» **REQUIRED WORK**: Each line in the entries below that holds the string "Create" is to be listed.
*** Opening of THE DATA ***
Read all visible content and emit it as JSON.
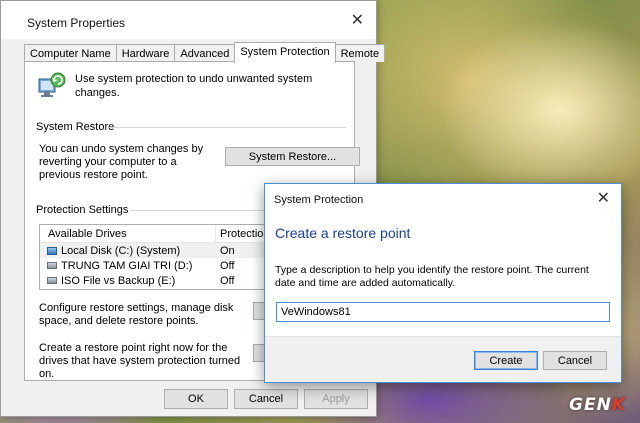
{
  "system_properties": {
    "title": "System Properties",
    "tabs": [
      {
        "label": "Computer Name"
      },
      {
        "label": "Hardware"
      },
      {
        "label": "Advanced"
      },
      {
        "label": "System Protection",
        "active": true
      },
      {
        "label": "Remote"
      }
    ],
    "intro_text": "Use system protection to undo unwanted system changes.",
    "system_restore": {
      "group_label": "System Restore",
      "description": "You can undo system changes by reverting your computer to a previous restore point.",
      "button_label": "System Restore..."
    },
    "protection_settings": {
      "group_label": "Protection Settings",
      "columns": [
        "Available Drives",
        "Protection"
      ],
      "drives": [
        {
          "name": "Local Disk (C:) (System)",
          "protection": "On",
          "system": true
        },
        {
          "name": "TRUNG TAM GIAI TRI  (D:)",
          "protection": "Off"
        },
        {
          "name": "ISO File vs Backup (E:)",
          "protection": "Off"
        }
      ],
      "configure_text": "Configure restore settings, manage disk space, and delete restore points.",
      "create_text": "Create a restore point right now for the drives that have system protection turned on."
    },
    "footer": {
      "ok": "OK",
      "cancel": "Cancel",
      "apply": "Apply"
    }
  },
  "system_protection_dialog": {
    "title": "System Protection",
    "heading": "Create a restore point",
    "description": "Type a description to help you identify the restore point. The current date and time are added automatically.",
    "input_value": "VeWindows81",
    "create_label": "Create",
    "cancel_label": "Cancel"
  },
  "watermark": {
    "text_main": "GEN",
    "text_accent": "K"
  },
  "colors": {
    "accent": "#1b3f8f",
    "focus_border": "#4a90d9",
    "logo_accent": "#e23b2b"
  }
}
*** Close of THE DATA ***
» **OUTPUT BELOW**:
      "create_text": "Create a restore point right now for the drives that have system protection turned on."
    "heading": "Create a restore point",
    "create_label": "Create",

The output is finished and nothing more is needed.